The Preserve consists of predominately public lands, but it contains some private lands.


We note that among those birds the pygmy nuthatch is listed by the state of South Dakota as Critically Rare. Also, owing to population concerns, the three-toed and black-backed woodpeckers and the northern goshawk are classified by the Forest Service as Sensitive Species. See Aplt. Br. at 5 with uncontested citation to the Administrative Record.


Title 16 U.S.C. 1604(f) (5) requires revision of management plans at least every fifteen years. The parties concede that modifications effective in the 1997 management plan do not affect the decisions at issue in this litigation.


Appellant alleges that the Forest Service twice lowered the required Forest Plan standard for big game hiding cover from fifty percent of the project area "so that the Needles sale would not violate the agency's own protective standard." Aplt. Brief at 8-9.


Admittedly, that language is potentially ambiguous in the sense that "game animals and game birds" are not necessarily the same objects of protection as "game animals and birds." Additionally, protection of populations differs from protection of individual animals. However, because the agency justified its plans pursuant to broader NFMA principles, it did not address those specific interpretive questions and we leave them for the agency to address in the first instance. The dissent misses the mark with its criticism on this point. Ambiguity in the Norbeck Act does not justify the agency's protection of vegetative life, fish species and non-game animals to the possible detriment of game animals and birds. The ambiguity is contained and limited by that phrase, "game animals and birds." On this record, the agency's interpretation is broad enough to tolerate harm done to game animals and birds in pursuit of protecting plant life, fish, and non-game animals. For that reason, the agency's interpretation is patently contradictory to the specific congressional mandate.


Catastrophic fires and epidemics are two more dangers to the homogenization of Norbeck. See Aplts. App. at 28.


While discussion has centered on the logging and timber sales associated with the Needles and Grizzly decisions, the majority is correct to note, see maj.op. at 1285, that commercial logging is only a part of the overall management plans for these areas. The plans also include prescribed fire, noncommercial logging, road construction and obliteration, and erosion control. See Aplts. App. at 49-64 (Needles Decision Notice), 65-75 (Grizzly Decision Notice).


The environmental groups which challenged the Needles and Grizzly decisions by bringing this lawsuit agree that Norbeck is governed by overlapping statutes. See Appellees Opening Brief at 31 (agreeing that "Norbeck, as part of the National Forest System, is governed by multiple management statutes, including NFMA").


Here, I use "animals" broadly to include all types of "game animals and birds," whatever this phrase means.

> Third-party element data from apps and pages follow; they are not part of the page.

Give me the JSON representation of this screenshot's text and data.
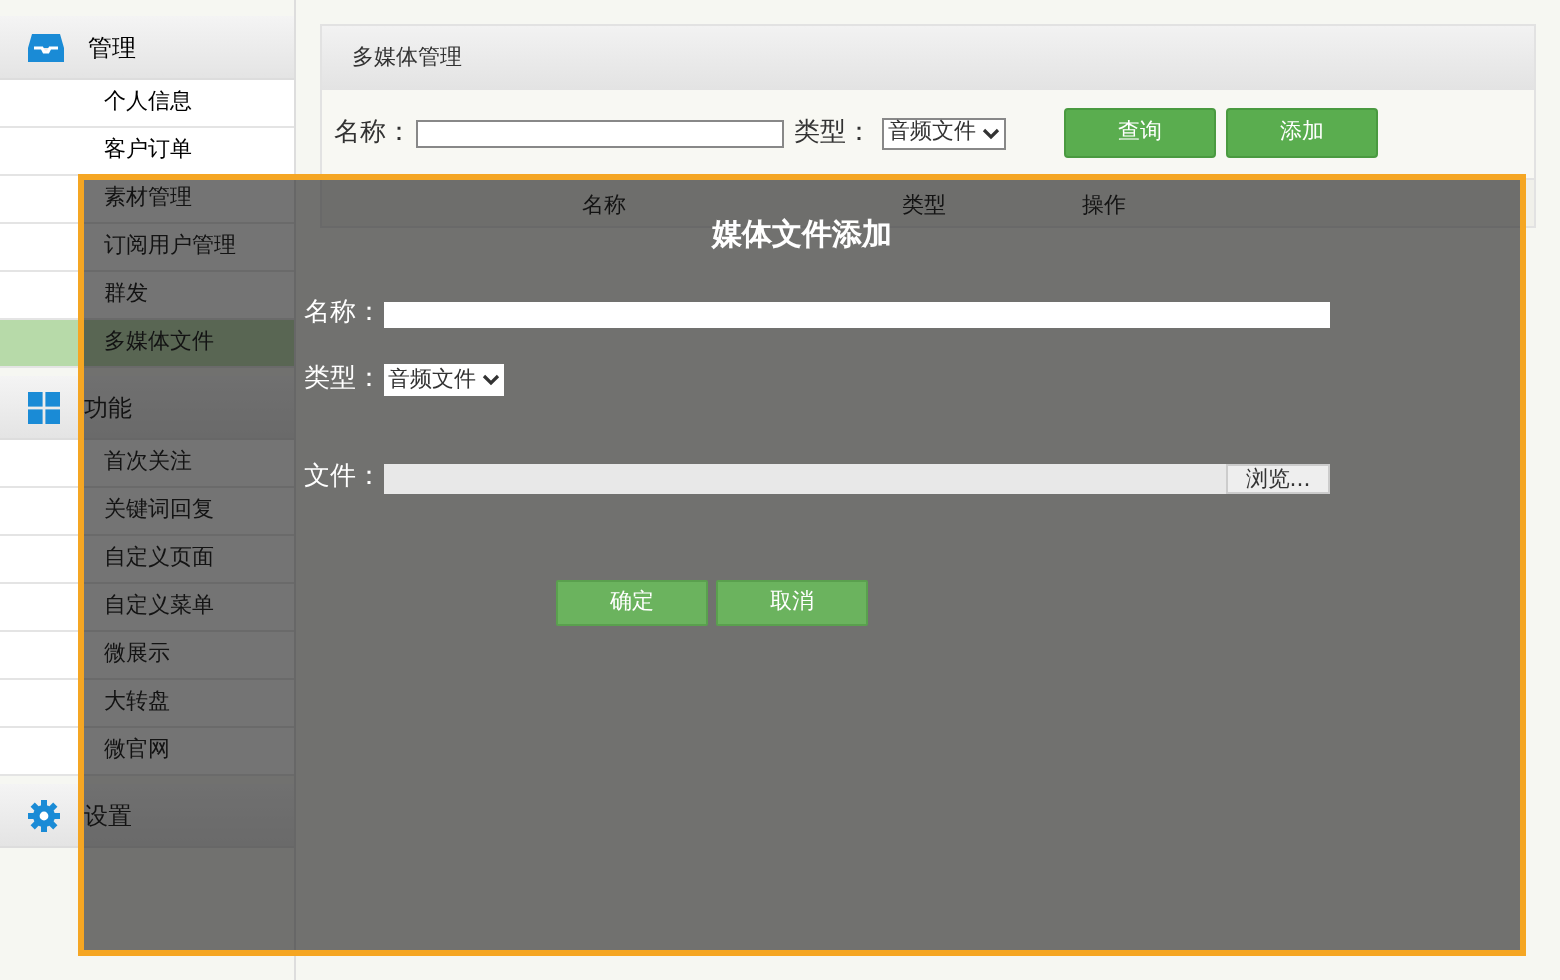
{
  "sidebar": {
    "groups": [
      {
        "label": "管理",
        "items": [
          {
            "label": "个人信息",
            "selected": false
          },
          {
            "label": "客户订单",
            "selected": false
          },
          {
            "label": "素材管理",
            "selected": false
          },
          {
            "label": "订阅用户管理",
            "selected": false
          },
          {
            "label": "群发",
            "selected": false
          },
          {
            "label": "多媒体文件",
            "selected": true
          }
        ]
      },
      {
        "label": "功能",
        "items": [
          {
            "label": "首次关注",
            "selected": false
          },
          {
            "label": "关键词回复",
            "selected": false
          },
          {
            "label": "自定义页面",
            "selected": false
          },
          {
            "label": "自定义菜单",
            "selected": false
          },
          {
            "label": "微展示",
            "selected": false
          },
          {
            "label": "大转盘",
            "selected": false
          },
          {
            "label": "微官网",
            "selected": false
          }
        ]
      },
      {
        "label": "设置"
      }
    ]
  },
  "panel": {
    "title": "多媒体管理",
    "filter": {
      "name_label": "名称：",
      "type_label": "类型：",
      "type_value": "音频文件"
    },
    "buttons": [
      "查询",
      "添加"
    ],
    "table": {
      "columns": [
        "名称",
        "类型",
        "操作"
      ]
    }
  },
  "dialog": {
    "title": "媒体文件添加",
    "fields": [
      {
        "kind": "text",
        "label": "名称："
      },
      {
        "kind": "select",
        "label": "类型：",
        "value": "音频文件"
      },
      {
        "kind": "file",
        "label": "文件：",
        "button": "浏览..."
      }
    ],
    "buttons": [
      "确定",
      "取消"
    ]
  }
}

The majority seems to acknowledge this ambiguity in footnote five. See maj. op. at 1288 n.5.


The same tension would exist if we concluded that "game animals and birds" meant "game animals and non-game birds."

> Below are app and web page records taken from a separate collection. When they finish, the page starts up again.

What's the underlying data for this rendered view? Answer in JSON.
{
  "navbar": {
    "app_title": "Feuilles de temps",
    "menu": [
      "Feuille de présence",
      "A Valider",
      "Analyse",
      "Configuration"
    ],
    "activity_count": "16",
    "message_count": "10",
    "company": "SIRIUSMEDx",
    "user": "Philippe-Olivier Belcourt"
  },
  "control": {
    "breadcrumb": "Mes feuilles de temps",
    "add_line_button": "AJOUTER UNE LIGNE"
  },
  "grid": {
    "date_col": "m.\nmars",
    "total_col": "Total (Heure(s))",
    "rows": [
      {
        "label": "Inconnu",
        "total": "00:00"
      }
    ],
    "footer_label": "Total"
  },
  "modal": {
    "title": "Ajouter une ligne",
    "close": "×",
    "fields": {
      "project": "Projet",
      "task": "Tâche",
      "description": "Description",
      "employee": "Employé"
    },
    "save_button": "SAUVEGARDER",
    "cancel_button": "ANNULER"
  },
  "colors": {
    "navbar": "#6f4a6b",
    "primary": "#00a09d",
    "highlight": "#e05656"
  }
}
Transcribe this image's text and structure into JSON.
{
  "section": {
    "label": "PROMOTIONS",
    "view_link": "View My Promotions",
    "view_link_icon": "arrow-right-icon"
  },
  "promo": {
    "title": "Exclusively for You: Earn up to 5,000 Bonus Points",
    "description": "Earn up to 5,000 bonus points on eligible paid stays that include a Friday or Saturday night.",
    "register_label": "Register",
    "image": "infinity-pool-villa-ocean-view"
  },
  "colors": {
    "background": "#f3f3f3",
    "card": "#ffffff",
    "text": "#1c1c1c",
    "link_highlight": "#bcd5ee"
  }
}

Given the majority's concern for the pygmy nuthatch, the three-toed and black-backed woodpeckers, and the northern goshawk none of which are "game birds" it appears the majority reads this phrase as either "game or non-game birds" or "non-game birds." See maj. op. at 1284 n.2, 1285.

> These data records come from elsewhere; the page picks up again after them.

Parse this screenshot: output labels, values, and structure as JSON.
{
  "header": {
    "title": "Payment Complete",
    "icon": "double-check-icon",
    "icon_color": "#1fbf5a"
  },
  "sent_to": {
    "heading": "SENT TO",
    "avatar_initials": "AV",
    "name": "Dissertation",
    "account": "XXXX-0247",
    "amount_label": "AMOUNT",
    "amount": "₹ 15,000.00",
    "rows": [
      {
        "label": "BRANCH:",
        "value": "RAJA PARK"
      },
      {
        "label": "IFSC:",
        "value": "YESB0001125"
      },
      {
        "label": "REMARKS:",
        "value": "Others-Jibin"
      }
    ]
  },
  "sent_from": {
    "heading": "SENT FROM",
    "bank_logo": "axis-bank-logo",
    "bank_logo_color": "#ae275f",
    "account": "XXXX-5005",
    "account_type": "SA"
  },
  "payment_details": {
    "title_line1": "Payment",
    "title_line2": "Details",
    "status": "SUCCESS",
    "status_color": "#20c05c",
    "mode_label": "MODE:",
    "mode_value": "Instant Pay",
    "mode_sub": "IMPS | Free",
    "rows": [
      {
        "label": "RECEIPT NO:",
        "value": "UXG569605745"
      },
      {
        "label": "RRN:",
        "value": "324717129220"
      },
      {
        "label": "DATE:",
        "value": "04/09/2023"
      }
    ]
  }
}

For example, the majority admits that the phrase defining the object of protection "game animals and birds" is "'potentially ambiguous' in the sense that 'game animals and game birds' are not necessarily the same objects of protection as 'game animals and birds.'" Maj. op. at 1288 n.5.


The "measure of [Skidmore] deference . . . var [ies] with circumstances, [like] the degree of the agency's care, its consistency, formality, and relative expertness, and to the persuasiveness of the agency's position." Mead Corp., 121 S. Ct. at 2171.